Quinn on Nutrition: Grilling it right

September 2, 2019

Weíre fast approaching the last big national grill day of the year, I was reminded recently. Time to break out the barbecue.

And grilled is good for us, right? Itís better than fried and tastes soo much better than anything boiled or popped in the microwave.

Unfortunately though, there is a downside. According to the National Cancer Institute, when beef, pork, fish or poultry are cooked at high temperatures ó such as pan frying or over an open flame ó chemicals called heterocyclic amines (HCAs) and polycyclic aromatic hydrocarbons (PAHs) are formed. Experiments in laboratories have found that these substances may increase oneís risk for cancer.

Besides high temperatures, these bad boys are especially prevalent when fat and juice from meat drip into the fire, causing flames and smoke, say researchers. Itís the smoke that contains PAHs that then stick to the surface of the meat. We get exposed to PAHs from car exhaust and cigarette smoke as well.

Donít throw out the grill just yet, though. There are some strategies that significantly reduce the formation of HCAs and PAHs.

Donít cook it to death. Meat, poultry or fish that remain at high temps for a long time are most susceptible to the build-up of these substances. One method recommended is to cook the food in a microwave and finish it off on the hot grill, say some experts.

Marinate! According to the American Institute for Cancer Research, soaking your meat, fish or poultry for at least 30 minutes before grilling in a marinade that contains acidic ingredients such as lemon juice or vinegar can reduce the formation of HCAs by more than 90 percent.

Grill over heat, not fire.

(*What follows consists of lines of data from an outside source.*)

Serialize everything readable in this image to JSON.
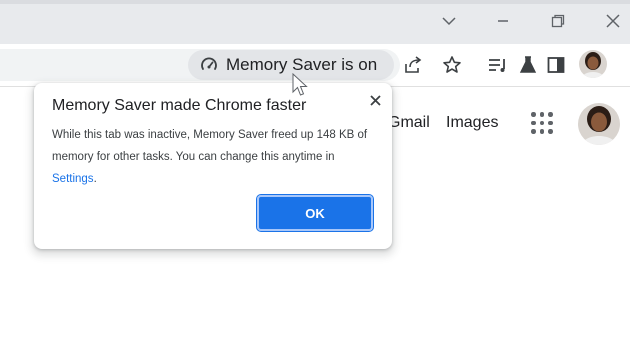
{
  "window": {
    "controls": [
      "chevron-down",
      "minimize",
      "restore",
      "close"
    ]
  },
  "toolbar": {
    "memory_chip_label": "Memory Saver is on",
    "icons": [
      "speedometer-icon",
      "share-icon",
      "star-icon",
      "tab-search-icon",
      "labs-flask-icon",
      "side-panel-icon",
      "profile-avatar"
    ]
  },
  "page": {
    "gmail_label": "Gmail",
    "images_label": "Images"
  },
  "bubble": {
    "title": "Memory Saver made Chrome faster",
    "body_text": "While this tab was inactive, Memory Saver freed up 148 KB of memory for other tasks. You can change this anytime in ",
    "settings_link": "Settings",
    "body_end": ".",
    "ok_label": "OK"
  },
  "colors": {
    "accent": "#1a73e8",
    "titlebar": "#e8eaed",
    "chip": "#e3e5e8"
  }
}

That way dripping grease doesnít cause a flare-up which releases dangerous chemicals back into the meat. Electric grills like the George Foreman Indoor/Outdoor grill work well without breaking the bank. These types of products let you lower your grilling temperature and are set up to let fat run into a trap away from the food. And hey, if it rains on your backyard party, you can still safely grill indoors, no worries.

Grill more vegetables. Because they are low in protein, they do not form HCA. And remember that colorful vegetables contain natural chemicals that help reduce the risk for cancer.

Grill smaller portions of meat. Kabobs, for example, that mix small amounts of meat with vegetables, cook faster and therefore spend less time cooking at high temps.

Refrain from indulging in charred portions of meat. Yes, I know, some of us consider this the tastiest part. Yet experts say avoiding charred meat and poultry can reduce our exposure to HCAs and PAHs.

Turn food frequently. This suggestion will go over like a lead balloon to steak aficionados. Yet researchers report that flipping meat often helps reduce the formation of HCAs.


McClatchy-Tribune Information Services